Having missed my chance in this year’s sales – eternally blithering over the price I actually wanted to cap my spending at – I’ll be keeping a keen eye on the price of OLED TVs in the new year, as 2021 models gradually get cheaper ahead of their 2022 successors launching.

If the LG C1 drops to £999 again, I should really go for it, though I'm tempted to hold out for a bigger price drop. If I end up waiting too long, I may need to consider slightly cheaper options like the LG A1 (currently $799 / £799 / AU$2,100), which makes do with a cheaper processor and a bit more video noise in dark scenes. 

The A1 doesn’t have the latest HDMI 2.1 spec either, but as someone who primarily games on their Nintendo Switch (handhelds forever!) it wouldn’t be too much of a loss. 

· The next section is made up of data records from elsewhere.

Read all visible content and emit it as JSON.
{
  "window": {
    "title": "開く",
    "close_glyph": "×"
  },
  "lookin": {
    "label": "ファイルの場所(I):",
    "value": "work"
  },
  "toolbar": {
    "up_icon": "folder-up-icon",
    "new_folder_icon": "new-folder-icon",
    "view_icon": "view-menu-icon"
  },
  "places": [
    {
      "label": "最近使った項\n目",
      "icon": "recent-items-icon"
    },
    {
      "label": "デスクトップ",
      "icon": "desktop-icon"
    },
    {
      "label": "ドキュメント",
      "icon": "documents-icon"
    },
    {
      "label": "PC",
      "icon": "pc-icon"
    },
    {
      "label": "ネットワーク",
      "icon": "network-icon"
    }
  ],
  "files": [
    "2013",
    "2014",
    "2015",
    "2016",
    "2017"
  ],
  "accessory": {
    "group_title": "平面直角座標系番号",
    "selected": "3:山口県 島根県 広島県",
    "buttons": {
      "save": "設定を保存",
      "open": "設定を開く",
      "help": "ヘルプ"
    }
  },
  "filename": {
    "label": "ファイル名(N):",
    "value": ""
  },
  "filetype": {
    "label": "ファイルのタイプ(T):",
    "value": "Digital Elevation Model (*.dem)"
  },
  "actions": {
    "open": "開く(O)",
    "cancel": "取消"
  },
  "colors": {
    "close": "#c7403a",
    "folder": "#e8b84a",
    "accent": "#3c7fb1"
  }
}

Having said that, if I’m looking for a TV that will last me 5-10 years, I’m going to want a level of quality I won’t get tired of quickly. And that extra £200 for the LG C1 may be the difference between wanting to upgrade in 2027 or 2032. In the end, quality always pays off.


This article is part of TechRadar’s Tech Resolutions (opens in new tab) series, a motivating blast of encouragement showing you how to supercharge your new year with tech. Running from Sunday December 26 to Sunday January 2, our series will also reveal how we’re aiming to level-up our gadget lives in 2022. So whether you’re looking to become a Chromebook power-user, beat your takeaway obsession with a new air fryer, or use a smartwatch to propel you to new fitness heights, we’ll show you how to get your new year off to a flier. And when it all inevitably goes wrong, you can always blame the gadgets.

Henry St Leger

Henry is a freelance technology journalist. Before going freelance, he spent more than three years at TechRadar reporting on TVs, projectors and smart speakers as the website's Home Cinema Editor – and has been interviewed live on both BBC World News and Channel News Asia, discussing the future of transport and 4K resolution televisions respectively. As a graduate of English Literature and persistent theatre enthusiast, he'll usually be found forcing Shakespeare puns into his technology articles, which he thinks is what the Bard would have wanted. Bylines also include Edge, T3, and Little White Lies.